After 32 years as a Major League umpire, Dave Phillips has seen it all. “I umpired on the same fields that Babe Ruth, Ty Cobb, Stan Musial and Ted Williams once played on,” he noted. “Umpiring allowed me to know all the players and managers, and I liked most of them.”
Phillips, who graduated from Jennings High School in St. Louis, was always regarded as one the best umpires in baseball during his storied career. He grew up watching his dad, Bob, umpire in the minor leagues, and decided to follow in his footsteps at the ripe old age of 20. He graduated from the Florida umpiring school at the top of his class and was selected to umpire in the Midwest League in 1964. Dave spent seven years in the minors before being promoted to the majors in 1970 — one of the youngest umpires in the history of the game.

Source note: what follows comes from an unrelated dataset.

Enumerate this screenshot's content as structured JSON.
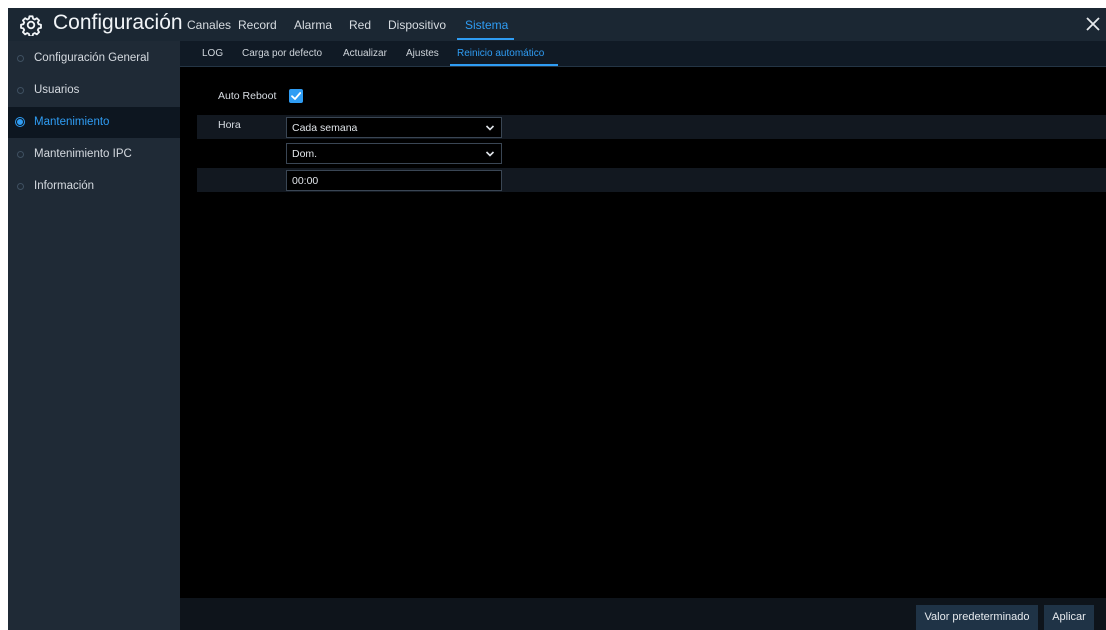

He was chosen to umpire in four World Series (1976, 1982, 1987 and 1993) and worked numerous All-Star games and championship playoff series. He was selected to become a crew chief in 1979 and worked in that capacity a record 22 years before retiring in 2002. He was also selected by the Commissioners’ office to umpire an exhibition series in Japan and conducted umpire clinics in Europe for Major League Baseball.
During the winter, Dave officiated college basketball for the Big Eight, Missouri Valley, The Metro Conference and Conference USA, before being named supervisor of officials for several college conferences. In 2004, Dave was the first umpire to be inducted into the Missouri Hall of Fame and says he is “honored, appreciative and humbled,” to be the first sports official to be inducted in the St. Louis Sports Hall of Fame.
“Dave’s career touched several baseball eras,” said broadcaster Bob Costas. “When he began his first season as an umpire in the spring of 1971, he was working games involving players who had been teammates and opponents of Ted Williams and Mickey Mantle. When he retired 32 years later, he was sharing the field with notables like Alex Rodriguez, Ichiro Suzuki and Derek Jeter.
“The game of baseball has changed greatly over that span of time, but the definition of a good umpire has not,” Costas added. “No one can get them all right, but over thousands and thousands of calls, the best umpires have to be nearly perfect. Dave was. An umpire should never needlessly call attention to himself. Dave never did. Still, he had a definite personality and presence. He could take charge of a game without being overbearing. Dave managed to be simultaneously authoritative and had great people skills. He earned respect by showing respect.”
After his retirement, Dave co-wrote the book “Center Field On Fire,” which highlights many of the historical, controversial and just plain peculiar incidents on a baseball diamond. Among the more notable games:
• The infamous 1979 Disco Demolition Night in Chicago when he came onto the field expecting to start the second game of a doubleheader, only to find thousands of fans on the field and that center field was literally on fire due to a radio promotion gone bad.
• “Bat Gate” in 1994 at Chicago’s Comiskey Park when Phillips confiscated Albert Belle’s suspect bat that was later stolen out of the umpire’s dressing room.
• He was also the first umpire to eject spitballer Gaylord Perry, and was on the mound with Joe Niekro, the pitcher for the Minnesota Twins in 1987, when he “accidentally” dropped an Emory board out of his back pocket that he had been using to scuff the baseball.
Dave always felt extremely lucky, he said “a lot of people go through life and never find a job they really like,” but he not only found a job he liked, but a profession he truly loved.” Dave married his high school sweetheart, Sharon, 47 years ago. They have 3 children – Kim, Jill and Randy, along with 6 grandchildren.